When you are looking to upgrade your portable and usable water supply at home, there are two best-fit methods we recommend – reverse osmosis and water softening. They will have different applications depending on your existing system, the soil and water supply around you, and what problems you are looking to solve.
- Reverse Osmosis (RO) is when we take water from a given supply and remove ions and minerals by using a partially permeable membrane. This allows it to be safe for consumption. Reverse Osmosis for a household is different from normal filtration in that its membrane is 10 times less permeable than typical city water treatment. In other words, it gets all the nasty stuff out of your drinking or bathing water that you don’t want.
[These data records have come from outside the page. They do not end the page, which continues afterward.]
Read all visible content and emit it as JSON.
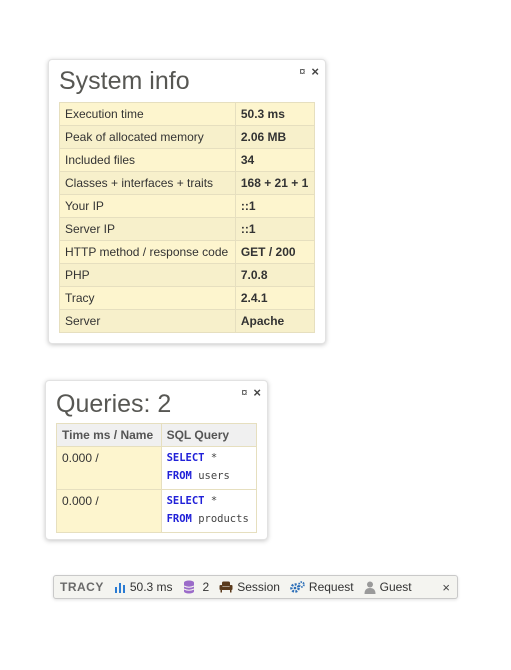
{
  "panel_icons": {
    "pin": "¤",
    "close": "×"
  },
  "system_info": {
    "title": "System info",
    "rows": [
      {
        "label": "Execution time",
        "value": "50.3 ms"
      },
      {
        "label": "Peak of allocated memory",
        "value": "2.06 MB"
      },
      {
        "label": "Included files",
        "value": "34"
      },
      {
        "label": "Classes + interfaces + traits",
        "value": "168 + 21 + 1"
      },
      {
        "label": "Your IP",
        "value": "::1"
      },
      {
        "label": "Server IP",
        "value": "::1"
      },
      {
        "label": "HTTP method / response code",
        "value": "GET / 200"
      },
      {
        "label": "PHP",
        "value": "7.0.8"
      },
      {
        "label": "Tracy",
        "value": "2.4.1"
      },
      {
        "label": "Server",
        "value": "Apache"
      }
    ]
  },
  "queries": {
    "title": "Queries: 2",
    "headers": {
      "time": "Time ms / Name",
      "sql": "SQL Query"
    },
    "rows": [
      {
        "time": "0.000 /",
        "kw1": "SELECT",
        "rest1": " *",
        "kw2": "FROM",
        "rest2": " users"
      },
      {
        "time": "0.000 /",
        "kw1": "SELECT",
        "rest1": " *",
        "kw2": "FROM",
        "rest2": " products"
      }
    ]
  },
  "tracy_bar": {
    "logo": "TRACY",
    "time": "50.3 ms",
    "queries_count": "2",
    "session": "Session",
    "request": "Request",
    "user": "Guest",
    "close": "×"
  },
  "colors": {
    "row_odd": "#fdf5ce",
    "row_even": "#f7f0cb",
    "sql_keyword": "#2020d8",
    "chart_icon": "#2a7bd3",
    "db_icon": "#9b6bc9",
    "session_icon": "#5a3a1c",
    "request_icon": "#2d6fb8",
    "user_icon": "#9a9a9a"
  },
  "icons": [
    "pin-icon",
    "close-icon",
    "chart-icon",
    "database-icon",
    "armchair-icon",
    "gears-icon",
    "user-icon"
  ]
}
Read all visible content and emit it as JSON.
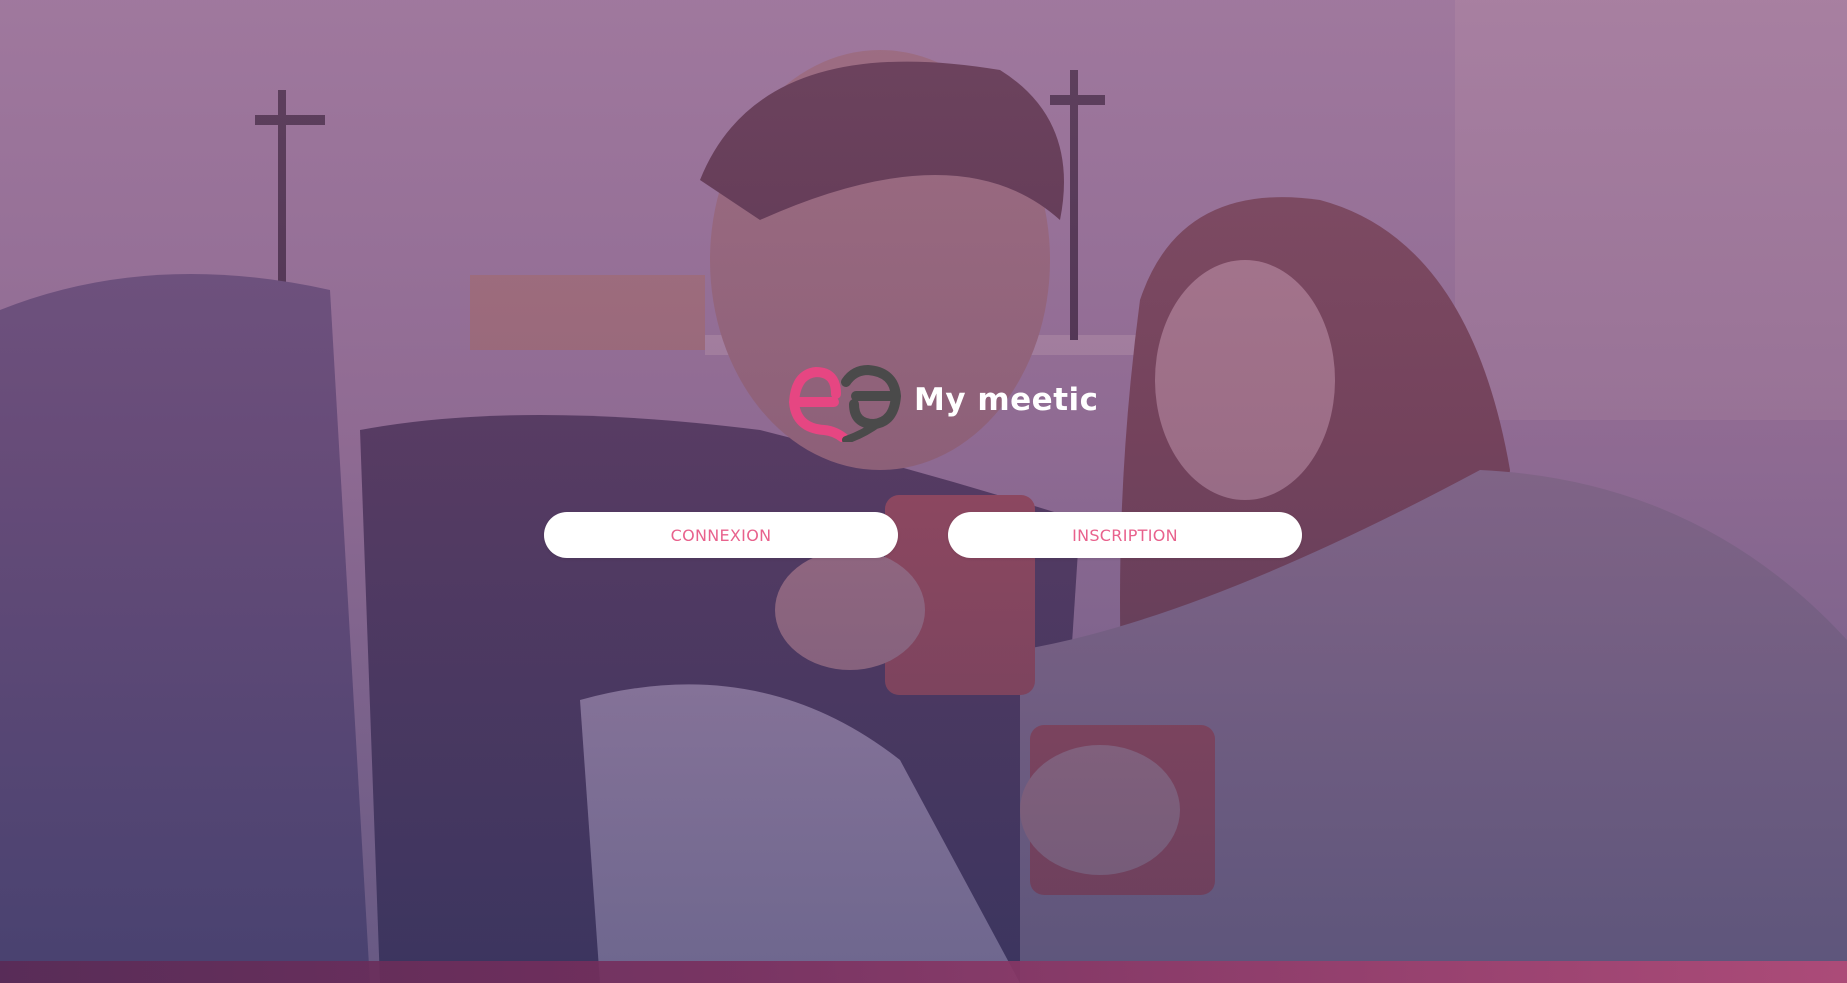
{
  "brand": {
    "name": "My meetic",
    "logo_icon": "meetic-heart-logo-icon"
  },
  "actions": {
    "login_label": "CONNEXION",
    "signup_label": "INSCRIPTION"
  },
  "colors": {
    "accent_pink": "#e8628d",
    "logo_pink": "#e64682",
    "logo_dark": "#4a4a4a",
    "overlay_purple": "#7d4f78"
  }
}
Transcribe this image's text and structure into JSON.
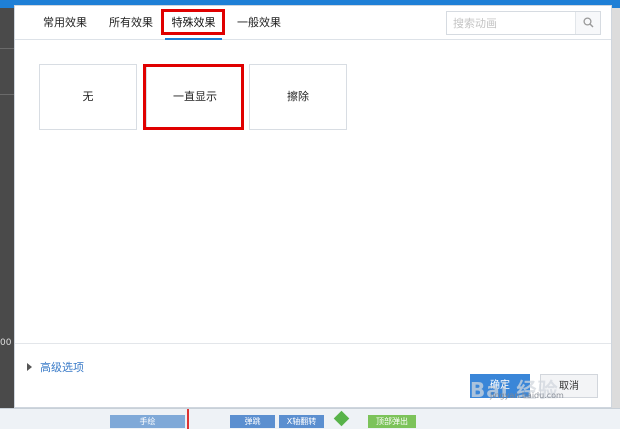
{
  "dialog": {
    "tabs": [
      {
        "label": "常用效果"
      },
      {
        "label": "所有效果"
      },
      {
        "label": "特殊效果"
      },
      {
        "label": "一般效果"
      }
    ],
    "search": {
      "placeholder": "搜索动画",
      "icon": "search-icon"
    },
    "effects": [
      {
        "label": "无"
      },
      {
        "label": "一直显示"
      },
      {
        "label": "擦除"
      }
    ],
    "advanced_label": "高级选项",
    "ok_label": "确定",
    "cancel_label": "取消"
  },
  "background": {
    "left_number": "00",
    "timeline": [
      {
        "label": "手绘"
      },
      {
        "label": "弹跳"
      },
      {
        "label": "X轴翻转"
      },
      {
        "label": "顶部弹出"
      }
    ]
  },
  "watermark": {
    "main": "Bai 经验",
    "sub": "jingyan.baidu.com"
  },
  "colors": {
    "accent": "#1e7fd6",
    "highlight": "#e00000",
    "link": "#3a7bc8"
  }
}
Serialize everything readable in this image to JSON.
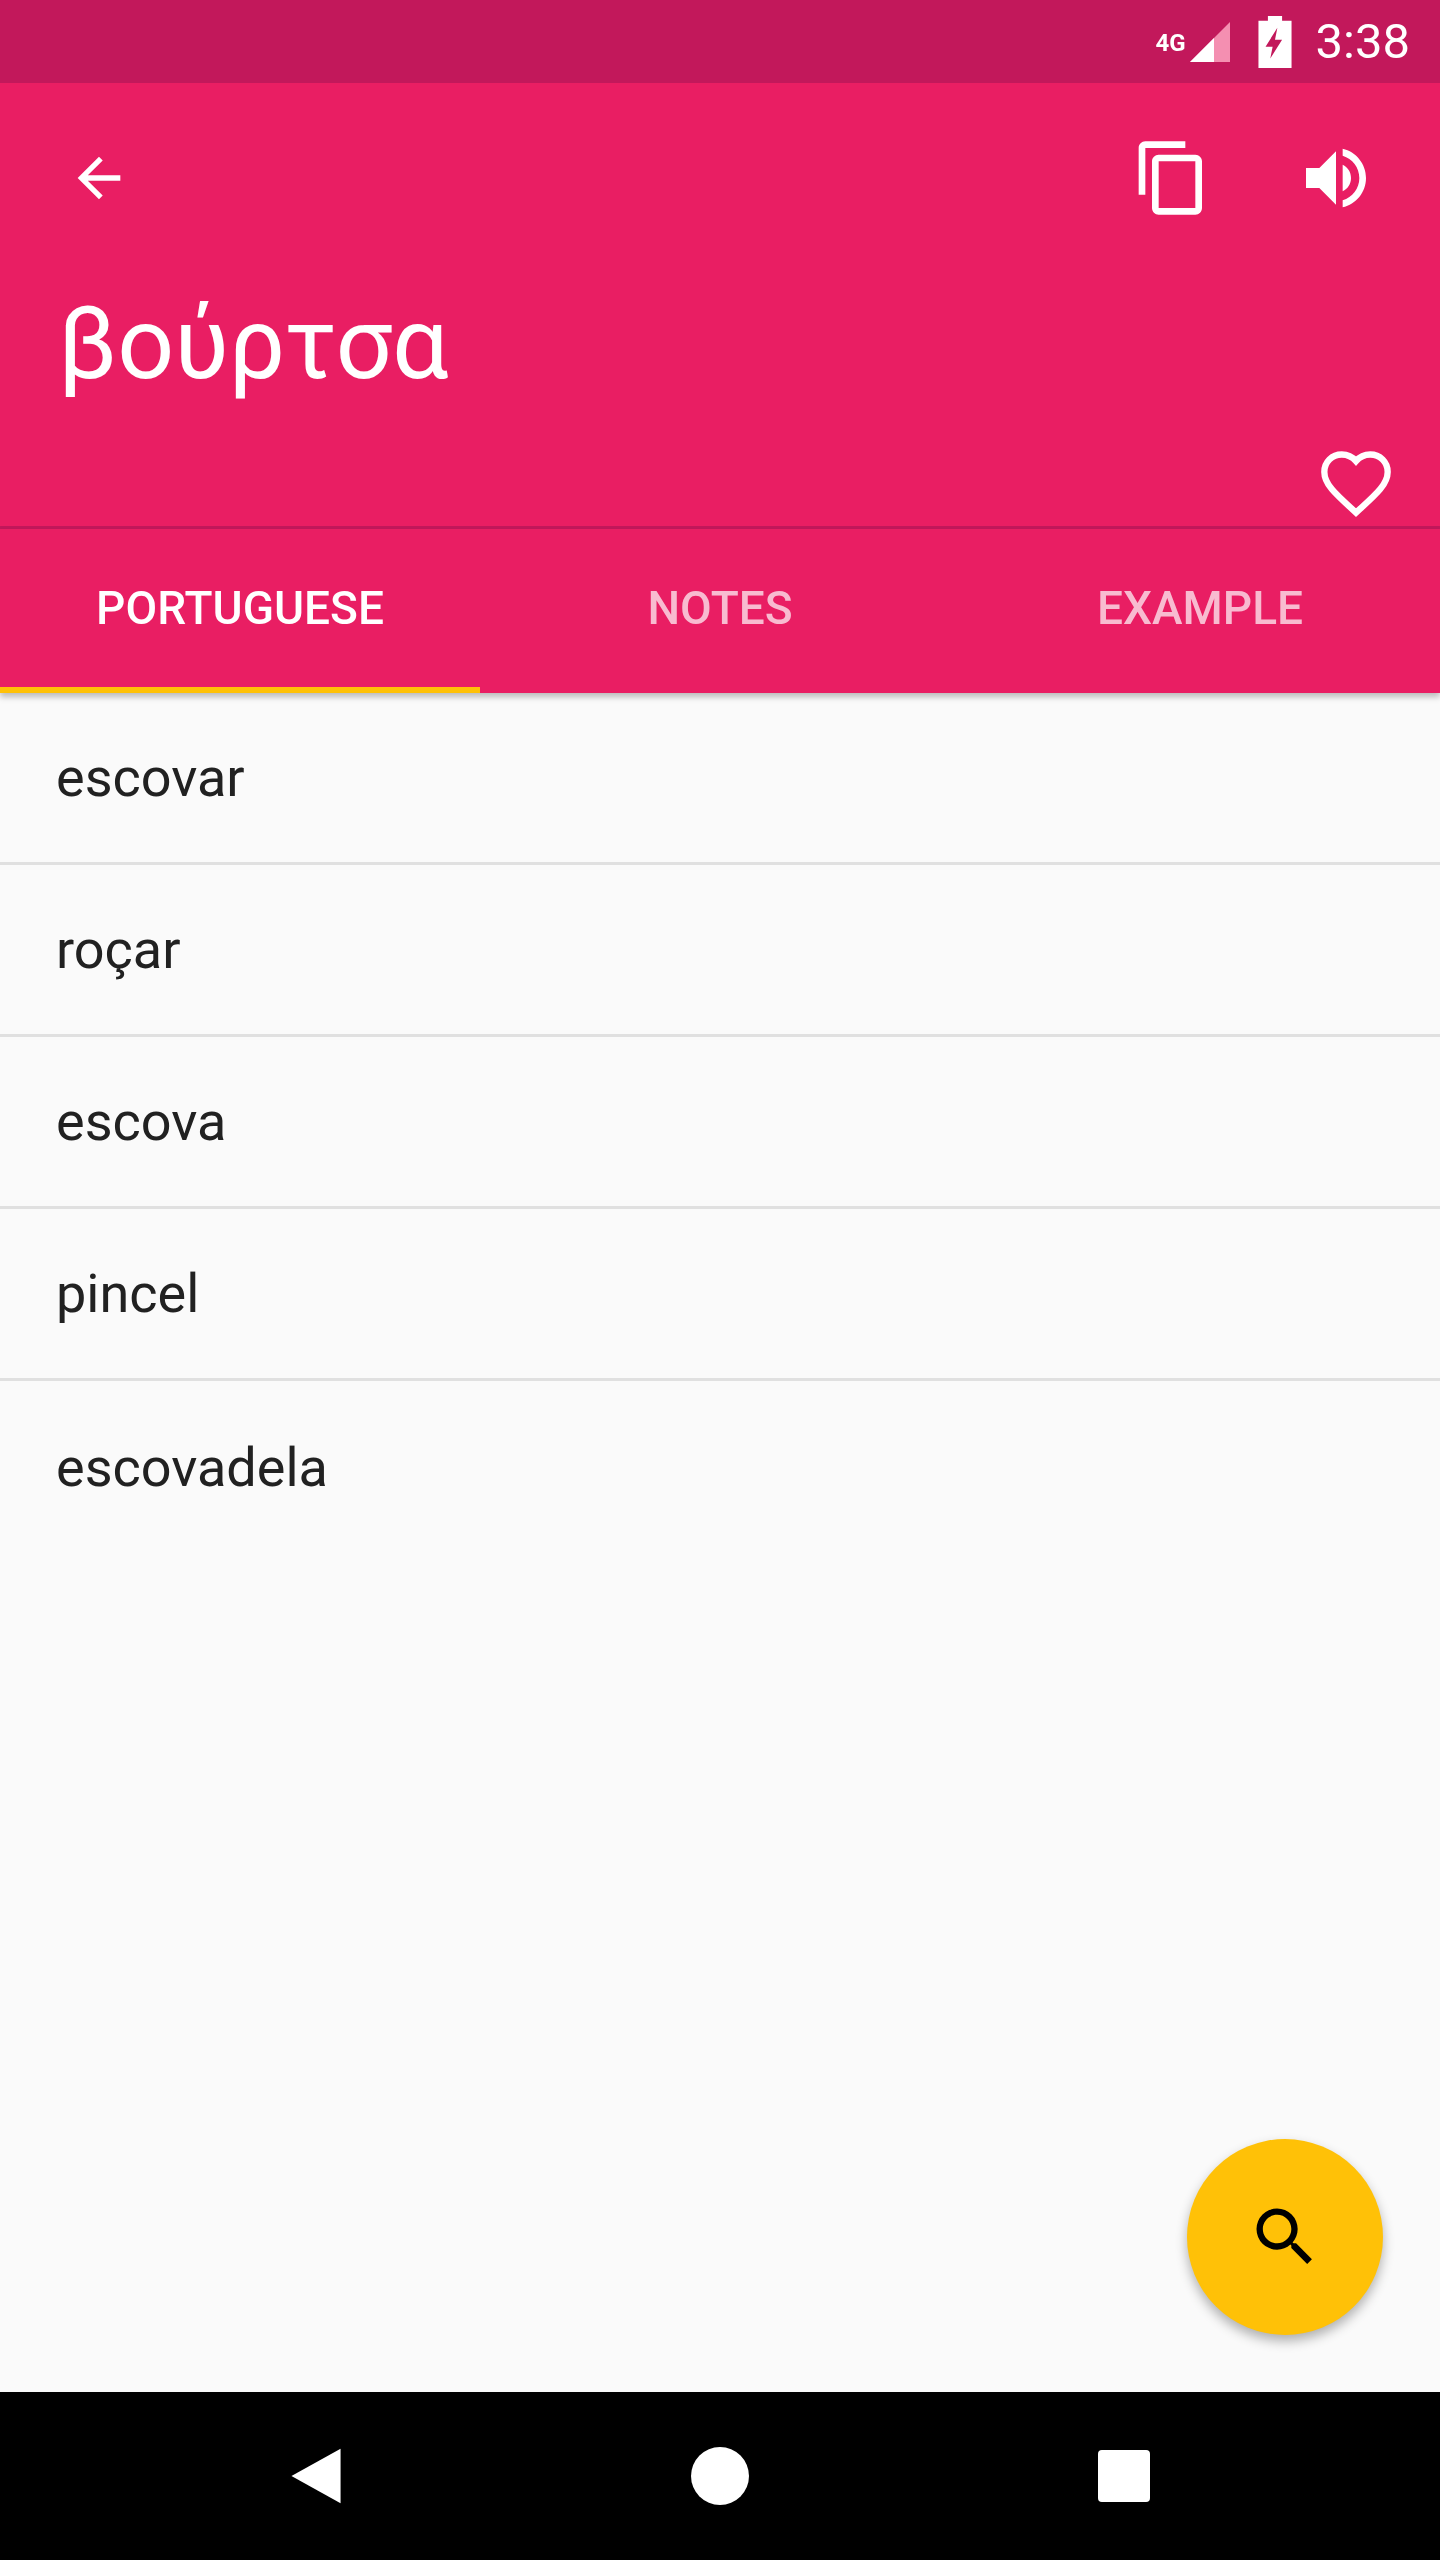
{
  "status_bar": {
    "network": "4G",
    "time": "3:38"
  },
  "toolbar": {
    "title": "βούρτσα",
    "favorite": false
  },
  "tabs": [
    {
      "label": "PORTUGUESE",
      "selected": true
    },
    {
      "label": "NOTES",
      "selected": false
    },
    {
      "label": "EXAMPLE",
      "selected": false
    }
  ],
  "translations": [
    "escovar",
    "roçar",
    "escova",
    "pincel",
    "escovadela"
  ]
}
- Water Softening is the process of removing dissolved calcium and magnesium salts that cause water to form insoluble scale deposits and precipitates. If you’ve ever seen buildup on shower glass or an off-color ring in a toilet bowl, your instinct might be to think “wow, that’s a poor job of cleaning!” In reality, these are often from hard water that builds up quickly and is difficult to remove.
Both of these methods have a significant impact on your home water system and will make your life appreciably better. The water in your shower will feel different, your soaps will work better, and your drinking water will look and taste pure. In addition to the treatments already done by the city to prevent bacteria and viruses from getting into your home water system, we highly recommend one of these two ways to treat water.
Safe Drinking Water
When you combine the community water treatment practices with the additional steps of reverse osmosis or softening, it yields health and taste benefits you may be able to literally see. The purity, taste, and smell will be better, as well as the pH level of what you drink. People who are concerned with alkaline levels in their diet will see immediate changes.
Similarly, dust, parasites, viruses, and chemicals remain in most potable water after community treatment. The removal of these can contribute to better immune health, water taste, and is better for your home in terms of the sustainability of the pipes.
Ultimately, it is a matter of experiencing the difference between hard water and soft on your diet or noticing the absence of sediment in a glass you are drinking. The difference can be astounding, but you’d never know without knowledge of how water treatment actually works.
When is it time for a home water treatment system?
Home water treatment may not always be necessary, but sometimes the signs of a contaminated supply are wrongly attributed to poor cleaning habits or non-water related issues. Solving these with water treatment can lead to drastic improvements in health and daily routine.
If your drinking or bathing water has a foul odor similar to rotten eggs, or there are metallic tastes when you drink water, that is an immediate warning sign your supply may be contaminated. Similarly, if there is buildup on your sinks and toilets, or the water from any of your taps is cloudy or murky, it might be time for a change.
Knowing about the prevalent treatment methods is the first step to getting a better water supply. From there, we recommend consulting with a professional to perform an appraisal of your home system to assess your individual needs and determine what system you may need. Whether it is a whole house filter that connects to your main supply line or an RO system installed under your sink, there are many options that can help make your water better. Once you’ve made the switch, you’ll wonder how you lived with contaminated water in the past.